Some North Texas customers said they paid anywhere from a few hundred to thousands of dollars for electricity. One man in Royce City said his credit card, tied to his Griddy account, was automatically charged nearly $18,000 to power his 3,000-square-foot home for part of February.
Griddy offered wholesale electricity prices for customers who paid a $9.99 per month membership fee. As the storm approached, Griddy urged customers to find another provider and get on a fixed-rate plan.
When electricity prices shot up during the storm, the wholesale costs were passed onto customers.
According to Griddy’s bankruptcy filing, it owes ERCOT just over $29 million.
Griddy published a statement on its website saying, in part, that Griddy did not profit from the winter storm. Griddy also blamed ERCOT, saying the state’s grid operator set prices at $9,000 per megawatt-hour for too long.

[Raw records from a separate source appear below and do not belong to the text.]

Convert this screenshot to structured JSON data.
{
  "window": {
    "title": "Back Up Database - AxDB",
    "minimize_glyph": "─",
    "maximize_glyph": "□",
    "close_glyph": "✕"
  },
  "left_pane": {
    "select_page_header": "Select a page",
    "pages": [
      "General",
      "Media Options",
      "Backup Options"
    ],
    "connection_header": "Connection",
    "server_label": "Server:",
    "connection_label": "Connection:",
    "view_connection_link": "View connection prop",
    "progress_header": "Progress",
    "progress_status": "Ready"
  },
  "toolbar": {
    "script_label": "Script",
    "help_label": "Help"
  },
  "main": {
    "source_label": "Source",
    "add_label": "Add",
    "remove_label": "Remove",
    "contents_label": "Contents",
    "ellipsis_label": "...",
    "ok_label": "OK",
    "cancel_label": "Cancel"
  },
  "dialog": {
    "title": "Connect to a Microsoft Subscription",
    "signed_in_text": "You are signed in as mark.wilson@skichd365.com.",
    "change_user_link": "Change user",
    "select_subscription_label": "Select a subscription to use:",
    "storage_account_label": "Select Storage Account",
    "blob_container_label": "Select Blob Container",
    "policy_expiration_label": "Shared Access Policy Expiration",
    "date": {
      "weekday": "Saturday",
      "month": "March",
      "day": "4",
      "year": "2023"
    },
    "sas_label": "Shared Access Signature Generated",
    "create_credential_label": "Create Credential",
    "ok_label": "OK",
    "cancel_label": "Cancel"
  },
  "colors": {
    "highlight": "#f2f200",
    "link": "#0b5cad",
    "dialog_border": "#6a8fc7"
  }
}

Griddy is facing a class-action lawsuit. Texas Attorney General Ken Paxton is also suing, accusing the company of violating the Texas Deceptive Trade Practices Act. Paxton's lawsuit claims Griddy’s marketing misled customers about the risk of signing on for the indexed rate plan. The lawsuit said it will ask the court to order refunds to consumers.
Indexed rate plans or variable rate plans are legal under Texas law and can see rates go up and down depending on the market.
Late last month, ERCOT removed Griddy’s right to operate in the state.